-------- THE RECORDS --------

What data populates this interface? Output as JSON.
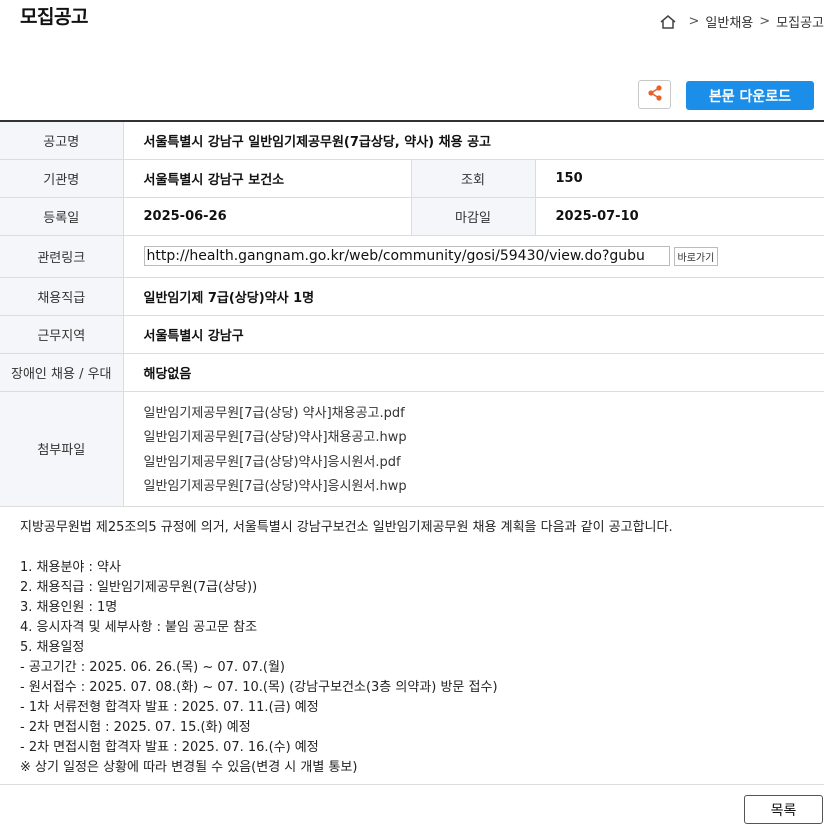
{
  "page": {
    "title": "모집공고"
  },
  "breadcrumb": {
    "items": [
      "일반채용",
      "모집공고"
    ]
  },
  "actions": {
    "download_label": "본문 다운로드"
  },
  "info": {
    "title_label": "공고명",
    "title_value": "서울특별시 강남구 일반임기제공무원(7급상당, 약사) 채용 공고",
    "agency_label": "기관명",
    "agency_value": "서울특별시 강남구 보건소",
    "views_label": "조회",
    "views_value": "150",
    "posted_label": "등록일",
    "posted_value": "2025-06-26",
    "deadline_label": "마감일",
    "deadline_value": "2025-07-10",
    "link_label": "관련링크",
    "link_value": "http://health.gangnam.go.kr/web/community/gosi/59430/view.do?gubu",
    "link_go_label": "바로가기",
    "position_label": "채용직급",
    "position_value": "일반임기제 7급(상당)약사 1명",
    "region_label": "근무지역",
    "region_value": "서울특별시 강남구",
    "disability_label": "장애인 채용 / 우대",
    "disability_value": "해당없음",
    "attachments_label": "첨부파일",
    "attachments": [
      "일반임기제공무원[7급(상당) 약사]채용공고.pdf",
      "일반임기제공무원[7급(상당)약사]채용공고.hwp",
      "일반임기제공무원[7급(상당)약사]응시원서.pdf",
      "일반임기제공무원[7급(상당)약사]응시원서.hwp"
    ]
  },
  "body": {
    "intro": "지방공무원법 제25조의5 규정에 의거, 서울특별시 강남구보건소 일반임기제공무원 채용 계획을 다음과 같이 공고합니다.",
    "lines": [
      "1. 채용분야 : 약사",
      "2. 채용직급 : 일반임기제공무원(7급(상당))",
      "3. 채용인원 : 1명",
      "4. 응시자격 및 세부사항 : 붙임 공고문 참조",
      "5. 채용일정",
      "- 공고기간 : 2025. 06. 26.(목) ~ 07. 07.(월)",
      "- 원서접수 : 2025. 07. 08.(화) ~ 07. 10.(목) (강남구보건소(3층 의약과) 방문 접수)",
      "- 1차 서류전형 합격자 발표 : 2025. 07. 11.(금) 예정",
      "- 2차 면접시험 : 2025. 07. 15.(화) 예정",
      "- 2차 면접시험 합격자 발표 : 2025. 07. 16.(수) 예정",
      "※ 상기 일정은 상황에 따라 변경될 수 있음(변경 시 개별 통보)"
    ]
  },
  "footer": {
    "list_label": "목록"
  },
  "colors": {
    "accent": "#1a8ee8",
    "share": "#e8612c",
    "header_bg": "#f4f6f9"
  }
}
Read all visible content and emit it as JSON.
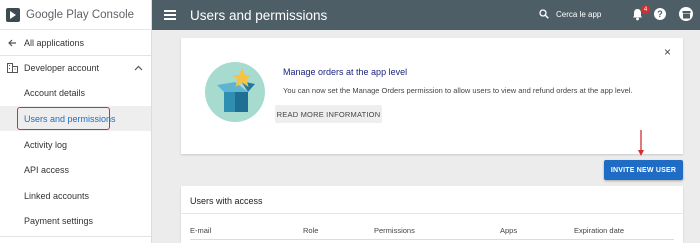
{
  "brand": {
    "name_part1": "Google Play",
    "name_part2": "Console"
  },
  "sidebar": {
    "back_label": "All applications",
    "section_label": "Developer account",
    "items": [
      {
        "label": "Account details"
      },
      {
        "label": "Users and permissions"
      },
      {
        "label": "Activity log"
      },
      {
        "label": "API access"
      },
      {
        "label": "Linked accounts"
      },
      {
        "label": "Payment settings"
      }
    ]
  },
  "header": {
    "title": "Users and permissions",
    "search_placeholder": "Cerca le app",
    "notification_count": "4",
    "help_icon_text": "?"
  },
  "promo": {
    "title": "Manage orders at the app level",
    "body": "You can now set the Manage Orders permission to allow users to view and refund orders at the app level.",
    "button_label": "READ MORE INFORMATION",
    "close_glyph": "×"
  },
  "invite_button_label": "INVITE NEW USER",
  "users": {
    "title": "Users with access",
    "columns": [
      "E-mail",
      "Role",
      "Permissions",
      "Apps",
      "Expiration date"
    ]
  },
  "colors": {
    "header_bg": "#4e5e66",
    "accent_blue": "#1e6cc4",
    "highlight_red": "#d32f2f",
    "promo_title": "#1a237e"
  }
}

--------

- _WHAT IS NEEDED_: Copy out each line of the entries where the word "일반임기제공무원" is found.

- _SOLUTION FOR THIS EXERCISE_:
    "title_value": "서울특별시 강남구 일반임기제공무원(7급상당, 약사) 채용 공고",
      "일반임기제공무원[7급(상당) 약사]채용공고.pdf",
      "일반임기제공무원[7급(상당)약사]채용공고.hwp",
      "일반임기제공무원[7급(상당)약사]응시원서.pdf",
      "일반임기제공무원[7급(상당)약사]응시원서.hwp"
    "intro": "지방공무원법 제25조의5 규정에 의거, 서울특별시 강남구보건소 일반임기제공무원 채용 계획을 다음과 같이 공고합니다.",
      "2. 채용직급 : 일반임기제공무원(7급(상당))",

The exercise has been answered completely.